Data records for software interfaces:
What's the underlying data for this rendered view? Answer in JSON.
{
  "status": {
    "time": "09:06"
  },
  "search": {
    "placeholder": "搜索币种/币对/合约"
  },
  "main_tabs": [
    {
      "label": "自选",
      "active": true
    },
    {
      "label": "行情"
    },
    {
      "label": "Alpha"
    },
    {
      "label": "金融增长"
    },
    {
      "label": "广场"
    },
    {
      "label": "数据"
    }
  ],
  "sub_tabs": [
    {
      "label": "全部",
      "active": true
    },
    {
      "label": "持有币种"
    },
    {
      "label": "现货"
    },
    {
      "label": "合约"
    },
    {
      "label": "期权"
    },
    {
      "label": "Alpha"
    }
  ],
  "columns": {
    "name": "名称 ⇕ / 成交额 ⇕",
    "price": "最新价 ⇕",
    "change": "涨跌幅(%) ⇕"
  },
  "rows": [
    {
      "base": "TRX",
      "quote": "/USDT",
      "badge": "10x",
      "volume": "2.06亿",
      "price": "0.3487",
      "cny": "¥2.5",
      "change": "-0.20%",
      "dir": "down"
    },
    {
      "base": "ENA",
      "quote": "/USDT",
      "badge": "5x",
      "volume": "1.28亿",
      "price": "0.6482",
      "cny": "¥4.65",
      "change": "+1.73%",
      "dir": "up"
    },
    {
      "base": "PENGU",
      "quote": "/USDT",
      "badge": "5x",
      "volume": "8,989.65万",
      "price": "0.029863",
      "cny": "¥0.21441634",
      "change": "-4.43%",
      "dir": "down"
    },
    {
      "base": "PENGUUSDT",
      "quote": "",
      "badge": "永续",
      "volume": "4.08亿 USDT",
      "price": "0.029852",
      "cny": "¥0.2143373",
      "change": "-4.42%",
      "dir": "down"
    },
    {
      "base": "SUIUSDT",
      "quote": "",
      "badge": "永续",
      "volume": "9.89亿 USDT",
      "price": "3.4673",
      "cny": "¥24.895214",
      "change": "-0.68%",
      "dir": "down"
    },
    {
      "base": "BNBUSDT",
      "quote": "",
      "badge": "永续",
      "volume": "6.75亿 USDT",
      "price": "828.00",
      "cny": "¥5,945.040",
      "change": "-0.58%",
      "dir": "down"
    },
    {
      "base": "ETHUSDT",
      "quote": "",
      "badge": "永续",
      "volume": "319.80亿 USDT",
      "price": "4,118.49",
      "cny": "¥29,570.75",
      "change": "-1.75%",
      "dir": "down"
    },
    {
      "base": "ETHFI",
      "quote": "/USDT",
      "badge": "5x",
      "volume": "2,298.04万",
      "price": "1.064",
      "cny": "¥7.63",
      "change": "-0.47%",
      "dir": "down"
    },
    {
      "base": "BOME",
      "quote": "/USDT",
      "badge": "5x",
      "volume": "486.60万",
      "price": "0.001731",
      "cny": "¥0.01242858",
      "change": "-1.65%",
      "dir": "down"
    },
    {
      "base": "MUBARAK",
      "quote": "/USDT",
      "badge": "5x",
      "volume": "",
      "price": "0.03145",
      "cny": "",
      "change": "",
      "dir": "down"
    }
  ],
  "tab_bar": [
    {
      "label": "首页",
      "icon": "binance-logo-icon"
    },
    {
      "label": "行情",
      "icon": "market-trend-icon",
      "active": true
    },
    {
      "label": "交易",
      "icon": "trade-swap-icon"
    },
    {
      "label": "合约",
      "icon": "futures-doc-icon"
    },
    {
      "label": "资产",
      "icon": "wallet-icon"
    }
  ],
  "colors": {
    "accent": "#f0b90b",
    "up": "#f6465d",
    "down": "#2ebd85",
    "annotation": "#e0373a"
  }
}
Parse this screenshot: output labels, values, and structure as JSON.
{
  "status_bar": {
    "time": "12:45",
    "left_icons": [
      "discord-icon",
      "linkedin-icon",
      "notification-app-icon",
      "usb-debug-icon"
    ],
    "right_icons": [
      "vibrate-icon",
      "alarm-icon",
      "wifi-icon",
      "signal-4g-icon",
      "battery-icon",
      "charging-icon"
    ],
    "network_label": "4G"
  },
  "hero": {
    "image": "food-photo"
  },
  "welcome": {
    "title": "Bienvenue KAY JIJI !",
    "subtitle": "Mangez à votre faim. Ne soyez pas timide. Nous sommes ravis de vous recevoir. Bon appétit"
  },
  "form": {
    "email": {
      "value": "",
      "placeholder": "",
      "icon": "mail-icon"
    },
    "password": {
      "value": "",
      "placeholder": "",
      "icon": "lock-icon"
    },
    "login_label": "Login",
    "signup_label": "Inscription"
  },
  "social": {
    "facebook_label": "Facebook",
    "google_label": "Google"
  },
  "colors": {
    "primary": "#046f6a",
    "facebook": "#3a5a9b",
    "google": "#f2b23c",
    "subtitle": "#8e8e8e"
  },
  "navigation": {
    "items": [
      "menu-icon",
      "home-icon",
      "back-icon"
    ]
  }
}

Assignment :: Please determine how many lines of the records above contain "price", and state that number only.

Result of the exercise :: 11